Sometimes it’s hard to remember when my life didn’t involve hikes past ancient oak trees and armadillos, a menagerie of animals (goats, sheep, horses, chickens, three dogs and two cats), a bedroom lined with cowboy boots and a subscription to Backyard Poultry. But once upon a time I enjoyed a much different life. Before moving to Texas five years ago, I spent a decade in New York. I wore wrap dresses and high heels, and I didn’t even own a cat. Then, the stars aligned and an unexpected door opened: My husband and I were offered a job to cook on a 5,300-acre guest ranch in Texas Hill Country. And that’s when the real fun began.

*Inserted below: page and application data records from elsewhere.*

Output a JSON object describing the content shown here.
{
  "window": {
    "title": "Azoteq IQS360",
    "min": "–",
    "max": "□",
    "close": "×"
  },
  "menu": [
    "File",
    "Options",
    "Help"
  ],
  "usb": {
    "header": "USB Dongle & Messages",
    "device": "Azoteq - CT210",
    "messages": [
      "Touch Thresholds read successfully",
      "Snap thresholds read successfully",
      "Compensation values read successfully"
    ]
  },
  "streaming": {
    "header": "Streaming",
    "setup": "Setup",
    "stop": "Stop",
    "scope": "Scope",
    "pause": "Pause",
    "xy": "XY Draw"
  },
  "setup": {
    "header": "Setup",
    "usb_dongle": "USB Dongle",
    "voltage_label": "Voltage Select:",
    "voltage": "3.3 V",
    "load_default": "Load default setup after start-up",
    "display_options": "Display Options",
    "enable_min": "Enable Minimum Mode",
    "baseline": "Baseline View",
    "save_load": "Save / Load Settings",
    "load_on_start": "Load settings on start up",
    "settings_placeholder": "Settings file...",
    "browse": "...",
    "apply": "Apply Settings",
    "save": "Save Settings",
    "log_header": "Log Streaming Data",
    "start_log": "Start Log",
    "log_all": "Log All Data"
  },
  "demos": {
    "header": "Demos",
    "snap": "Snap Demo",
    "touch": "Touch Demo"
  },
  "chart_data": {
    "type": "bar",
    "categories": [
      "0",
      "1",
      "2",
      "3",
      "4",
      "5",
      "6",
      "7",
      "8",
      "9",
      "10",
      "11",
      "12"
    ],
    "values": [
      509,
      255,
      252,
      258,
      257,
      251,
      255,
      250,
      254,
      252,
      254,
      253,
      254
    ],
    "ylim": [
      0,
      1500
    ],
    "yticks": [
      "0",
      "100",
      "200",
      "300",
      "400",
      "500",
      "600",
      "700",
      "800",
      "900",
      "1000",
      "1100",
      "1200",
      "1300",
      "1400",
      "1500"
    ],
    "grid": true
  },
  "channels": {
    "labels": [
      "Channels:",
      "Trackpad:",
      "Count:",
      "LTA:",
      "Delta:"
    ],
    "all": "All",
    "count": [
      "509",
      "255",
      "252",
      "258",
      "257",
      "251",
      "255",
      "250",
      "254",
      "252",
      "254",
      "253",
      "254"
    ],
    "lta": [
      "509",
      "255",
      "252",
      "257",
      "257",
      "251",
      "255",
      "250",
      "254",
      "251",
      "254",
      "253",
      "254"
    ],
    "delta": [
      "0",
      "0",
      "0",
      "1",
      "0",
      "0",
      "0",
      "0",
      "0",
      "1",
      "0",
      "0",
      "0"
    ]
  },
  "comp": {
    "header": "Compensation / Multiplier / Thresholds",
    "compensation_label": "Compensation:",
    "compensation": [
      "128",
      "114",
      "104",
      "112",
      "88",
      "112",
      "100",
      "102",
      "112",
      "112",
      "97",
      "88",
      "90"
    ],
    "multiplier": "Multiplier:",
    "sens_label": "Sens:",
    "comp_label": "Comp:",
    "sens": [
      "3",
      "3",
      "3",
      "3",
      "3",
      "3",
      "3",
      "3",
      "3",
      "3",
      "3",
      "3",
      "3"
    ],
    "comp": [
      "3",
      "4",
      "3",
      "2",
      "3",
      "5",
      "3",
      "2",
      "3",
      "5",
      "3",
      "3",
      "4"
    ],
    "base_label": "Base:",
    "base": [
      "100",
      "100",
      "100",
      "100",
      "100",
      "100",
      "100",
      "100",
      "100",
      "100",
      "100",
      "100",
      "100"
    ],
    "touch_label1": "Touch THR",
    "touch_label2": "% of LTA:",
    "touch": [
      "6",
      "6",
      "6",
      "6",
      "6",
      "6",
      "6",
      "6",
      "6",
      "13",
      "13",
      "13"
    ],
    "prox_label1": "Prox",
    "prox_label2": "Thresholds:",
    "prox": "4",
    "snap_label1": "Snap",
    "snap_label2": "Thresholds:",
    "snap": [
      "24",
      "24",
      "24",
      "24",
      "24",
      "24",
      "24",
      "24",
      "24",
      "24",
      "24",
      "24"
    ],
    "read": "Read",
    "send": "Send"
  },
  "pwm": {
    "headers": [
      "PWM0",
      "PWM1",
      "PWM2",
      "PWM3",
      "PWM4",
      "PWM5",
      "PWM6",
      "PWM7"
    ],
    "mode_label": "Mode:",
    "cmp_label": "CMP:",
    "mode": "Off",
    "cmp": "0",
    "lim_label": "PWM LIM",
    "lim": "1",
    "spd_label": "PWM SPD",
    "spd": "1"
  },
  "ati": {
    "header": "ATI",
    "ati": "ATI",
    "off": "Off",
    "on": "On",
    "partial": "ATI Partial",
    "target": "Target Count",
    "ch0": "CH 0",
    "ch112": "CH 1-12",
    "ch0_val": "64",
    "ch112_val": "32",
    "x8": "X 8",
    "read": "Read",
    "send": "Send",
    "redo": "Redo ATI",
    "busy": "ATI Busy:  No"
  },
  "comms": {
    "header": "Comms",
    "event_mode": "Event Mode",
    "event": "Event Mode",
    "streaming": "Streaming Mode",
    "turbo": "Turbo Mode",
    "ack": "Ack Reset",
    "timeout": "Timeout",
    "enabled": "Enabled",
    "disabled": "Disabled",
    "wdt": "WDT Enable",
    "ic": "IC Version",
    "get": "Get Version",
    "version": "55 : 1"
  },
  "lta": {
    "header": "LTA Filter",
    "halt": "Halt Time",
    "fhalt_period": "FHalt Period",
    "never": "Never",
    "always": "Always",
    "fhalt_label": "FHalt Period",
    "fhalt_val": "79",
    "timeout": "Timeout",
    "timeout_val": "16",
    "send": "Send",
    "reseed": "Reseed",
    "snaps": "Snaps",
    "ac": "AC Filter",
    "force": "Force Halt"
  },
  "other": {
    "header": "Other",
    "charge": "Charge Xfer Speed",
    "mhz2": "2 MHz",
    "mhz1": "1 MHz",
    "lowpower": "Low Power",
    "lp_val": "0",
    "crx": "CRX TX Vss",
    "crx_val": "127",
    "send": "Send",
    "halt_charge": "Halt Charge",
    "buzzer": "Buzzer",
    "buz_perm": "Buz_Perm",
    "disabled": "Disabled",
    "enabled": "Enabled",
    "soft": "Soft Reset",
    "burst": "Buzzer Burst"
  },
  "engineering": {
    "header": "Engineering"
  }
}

I traded in stilettos for cowboy boots, taxicabs for a pickup, and we bought horses, saddles and cowboy hats. The transition was surreal at first, but we settled into ranch life with surprising swiftness.
My rustic surroundings began to influence the food I cooked. In New York, I had worked as a food and travel writer, so I spent most of my time behind a laptop—not a range. The last time I’d cooked full time was the two years I’d spent in Europe, mostly at a chateau in the south of France and an agriturismo (farmhouse bed and breakfast) in Tuscany.

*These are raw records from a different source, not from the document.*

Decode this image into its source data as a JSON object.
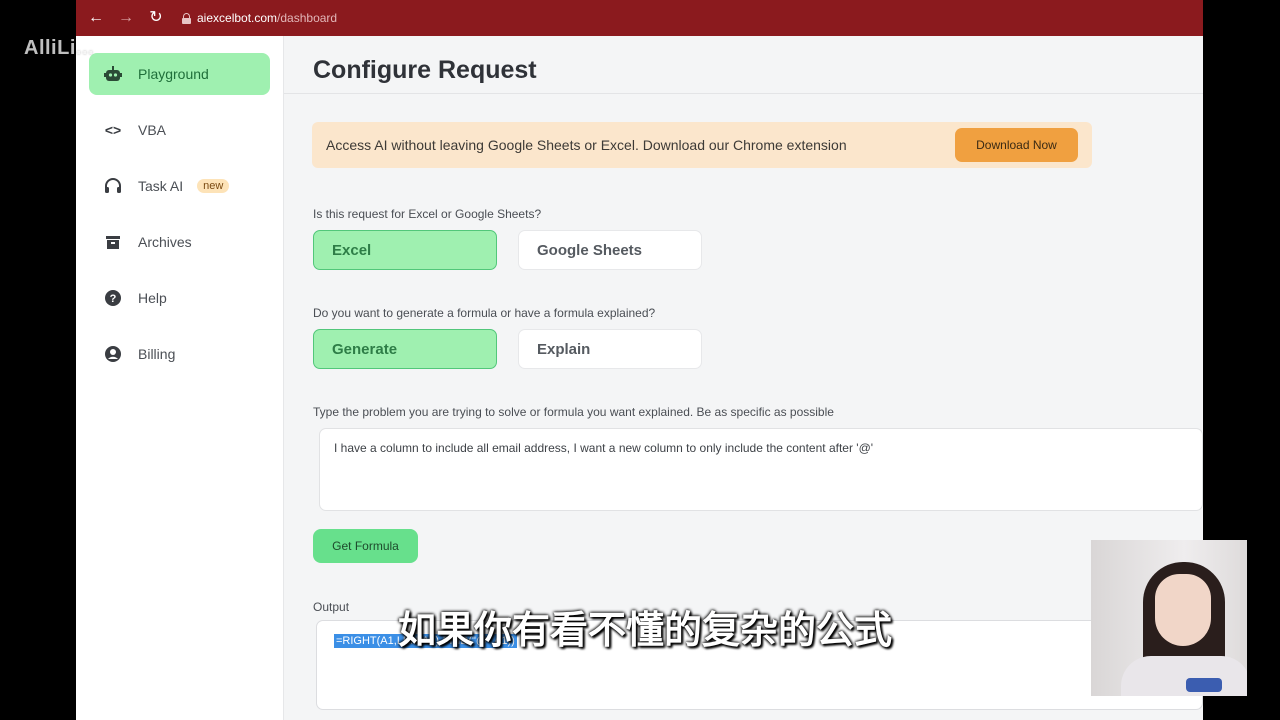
{
  "browser": {
    "url_host": "aiexcelbot.com",
    "url_path": "/dashboard",
    "back_glyph": "←",
    "forward_glyph": "→",
    "reload_glyph": "↻"
  },
  "sidebar": {
    "items": [
      {
        "label": "Playground",
        "icon": "robot-icon",
        "active": true
      },
      {
        "label": "VBA",
        "icon": "code-icon",
        "glyph": "<>"
      },
      {
        "label": "Task AI",
        "icon": "headset-icon",
        "badge": "new"
      },
      {
        "label": "Archives",
        "icon": "archive-icon"
      },
      {
        "label": "Help",
        "icon": "help-icon",
        "glyph": "?"
      },
      {
        "label": "Billing",
        "icon": "account-icon"
      }
    ]
  },
  "main": {
    "title": "Configure Request",
    "banner": {
      "text": "Access AI without leaving Google Sheets or Excel. Download our Chrome extension",
      "button": "Download Now"
    },
    "q1": {
      "label": "Is this request for Excel or Google Sheets?",
      "options": [
        "Excel",
        "Google Sheets"
      ],
      "selected": "Excel"
    },
    "q2": {
      "label": "Do you want to generate a formula or have a formula explained?",
      "options": [
        "Generate",
        "Explain"
      ],
      "selected": "Generate"
    },
    "q3": {
      "label": "Type the problem you are trying to solve or formula you want explained. Be as specific as possible",
      "value": "I have a column to include all email address, I want a new column to only include the content after '@'"
    },
    "submit": "Get Formula",
    "output": {
      "label": "Output",
      "value": "=RIGHT(A1,LEN(A1)-FIND(\"@\",A1))"
    }
  },
  "overlay": {
    "watermark": "AlliLi...",
    "subtitle": "如果你有看不懂的复杂的公式"
  },
  "colors": {
    "browser_bar": "#8b1a1e",
    "accent_green": "#9ff0b0",
    "button_green": "#67e08c",
    "banner_bg": "#fbe6cc",
    "banner_button": "#f0a040",
    "selection_blue": "#3b8fe6"
  }
}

When I got to Texas, I melded my passion for all things Mediterranean with fresh local fare and cooking traditions from south-central Texas. I paired a Mexican-inspired vegetable sauté of onions, zucchini, roasted poblanos and corn with a slather goat cheese to create a taco filling. I braised chicken thighs with plenty of sweet onions, tomatoes, ground chiles and smoked Spanish paprika. Being just two hours from the Mexican border, I learned delicious Tex-Mex preparations like Queso Flameado (go to relishmag.com for recipe), a irresistible bake of white cheese and chorizo. I played with campfire flavors: bourbon spilled into batches of brownies. These days we divide our time between Austin and our own ranch in the Nueces Canyon. I miss New York now and then, but the truth is I’ve gotten awfully attached to freshly made tortillas, cowgirl ensembles and traveling the lonely back roads with my three dogs in the back seat. Besides, where would my ruminants graze?

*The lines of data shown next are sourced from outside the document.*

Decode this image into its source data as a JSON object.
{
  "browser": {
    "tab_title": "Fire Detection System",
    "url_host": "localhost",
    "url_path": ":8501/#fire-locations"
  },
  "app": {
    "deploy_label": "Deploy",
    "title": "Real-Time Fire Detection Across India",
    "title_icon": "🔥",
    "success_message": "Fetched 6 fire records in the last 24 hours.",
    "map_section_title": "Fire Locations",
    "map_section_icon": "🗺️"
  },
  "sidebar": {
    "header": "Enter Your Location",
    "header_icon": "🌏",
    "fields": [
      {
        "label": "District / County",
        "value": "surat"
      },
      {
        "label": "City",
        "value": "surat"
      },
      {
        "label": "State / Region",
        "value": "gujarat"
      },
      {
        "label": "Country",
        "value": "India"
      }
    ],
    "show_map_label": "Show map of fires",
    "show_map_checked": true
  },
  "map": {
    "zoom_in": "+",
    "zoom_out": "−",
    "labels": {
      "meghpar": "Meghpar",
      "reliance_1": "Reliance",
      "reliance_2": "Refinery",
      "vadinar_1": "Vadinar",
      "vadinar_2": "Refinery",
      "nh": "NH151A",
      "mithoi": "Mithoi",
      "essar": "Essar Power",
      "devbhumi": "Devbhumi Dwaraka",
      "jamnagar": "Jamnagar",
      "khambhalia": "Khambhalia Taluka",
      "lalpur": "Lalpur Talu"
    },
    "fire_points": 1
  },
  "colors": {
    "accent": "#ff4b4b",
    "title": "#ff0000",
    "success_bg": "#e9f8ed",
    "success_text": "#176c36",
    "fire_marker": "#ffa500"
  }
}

—By Paula Disbrowe, the author of Cowgirl Cuisine (Harper Collins, 2007).